“Regional language players like us are not competing with the likes of Netflix and Amazon Prime, and we do not have aspirations to become as big but just do well in our own world with the content and technology we have,” said Sandeep Bansal, managing director, Pitaara TV who also owns channels such as Divya and 9X Tashan. Bansal said the platform will launch with a mix of content—both acquired films and originals, and has plans to bring out two new originals every month at least for the next three to six months. The app, which will be available across mobile, TV and laptops, has not finalized a price plan but Bansal said it should be available for less than ₹100 per month.
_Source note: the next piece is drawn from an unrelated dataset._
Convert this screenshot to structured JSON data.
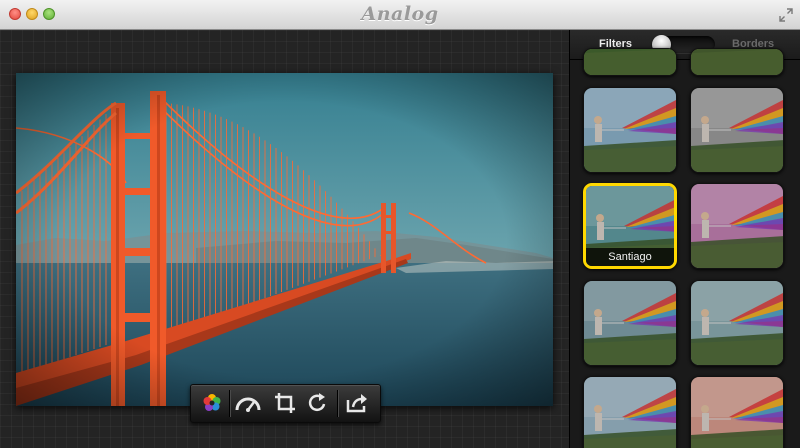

“Earlier, it used to be a big deal to speak in or watch content in English or Hindi. But times have changed and people want to stay connected to their roots and mother tongue,” Bansal said.
To be sure, as big foreign and broadcaster-led streaming services such as Netflix, Amazon Prime Video, Disney+ Hotstar and SonyLIV ramp up their regional content slate, a bunch of independent video-on-demand services, many specializing in a specific language, are enrolling subscribers keen to watch content in local tongues.
Regional language over-the-top (OTT) video streaming firms, including aha Video, OHO Gujarati, Planet Marathi, Nine Rasa, and NeeStream offer content in languages such as Gujarati, Marathi, Bengali, Malayalam, Telugu, and Kannada to not just keep slates robust, but also often to provide a platform for creators who may not find a voice on the bigger platforms.
Authenticity and reach are the USPs for regional language platforms believe media experts. Also, they are a one-stop solution for a specific language and reinstating that is the core strategy to tackle foreign players.
A report by Recogn, the market research division of digital marketing agency WATConsult released last July, said 70% of Indians would access the Internet in their native languages by the end of 2020. It had added that programmes around food, entertainment and education are always deemed better in local languages. An EY survey said that 21% of the respondents in non-metros said they would spend more on entertainment compared with5% in the metros. Further, according to a study by marketing and public relations company Dentsu, while the number of new OTT subscriptions purchased during the lockdown period spiked throughout the country, north India is more receptive of upcoming regional OTT platforms. Live Mint